Toronto City Council has adopted an ambitious affordable housing plan. Under the plan, 65,000 rent-controlled houses will be built by 2030. However, it still has a funding shortfall of several hundred dollars.
On the councilor floor last November 8, Mayor Olivia Chow emphasized that it is cheaper to house people than to house them in shelters.
Chou spoke of opening up government land worth $3 billion and raising the target of affordable housing. The City will work as a public builder alongside nonprofits and other levels of government toward this goal.
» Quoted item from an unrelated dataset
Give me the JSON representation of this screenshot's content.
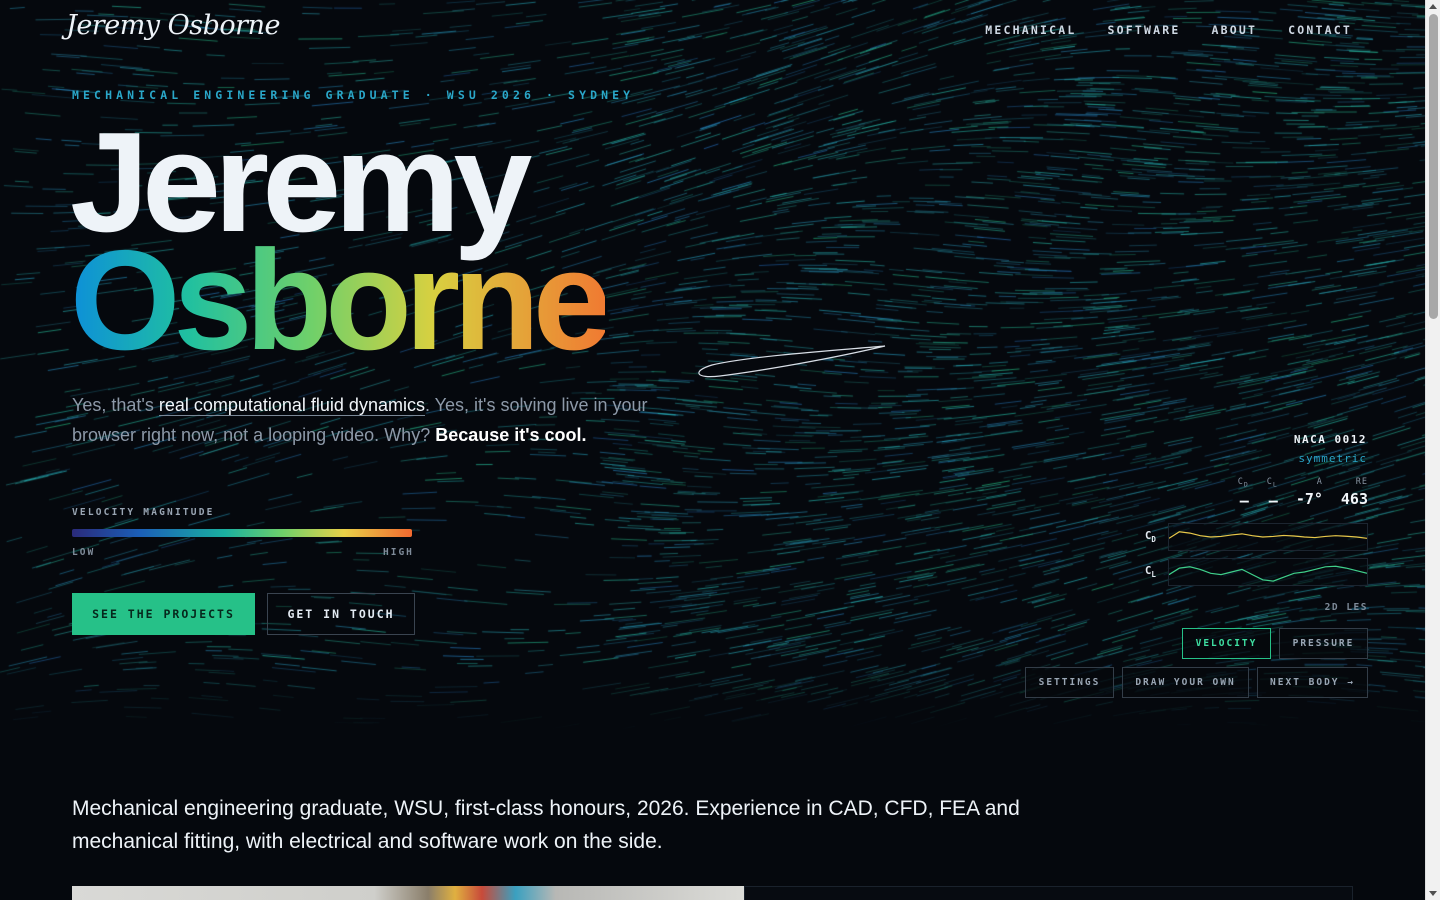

Deputy Mayor Asma Malik said, “Inability to have access to safe and secure housing is causing our community to suffer. City authorities have come forward to fulfill their responsibilities in solving this problem. That’s what we did today.
Under the plan, 41,000 affordable rental homes, 6,500 rent-geared-to-income homes and 17,500 rent-controlled homes will be constructed over the next seven years. However, some councilors argued that this is not possible through the private sector.
Councilor Diane Sacks said there was no magical unicorn that would come forward to deliver homes.
Olivia Chow’s opponent in the mayoral by-election was Councilor Brad Badford. Questioning the capacity of the city as a public builder, he said, will this idea be easier, faster and less expensive for the government? I don’t think anyone here would say that.
Councilor Paula Fletcher said, “We cannot be risk-averse when it comes to housing.” Many people in this city need affordable housing.
The plan will require $800 million annually from Ottawa and Queen’s Park. The province has agreed to a new financial deal with Toronto. Last week, the federal government also agreed to come to the negotiating table in this regard.
Chow said the ball is now in the federal government’s court. The ball has been there for some time.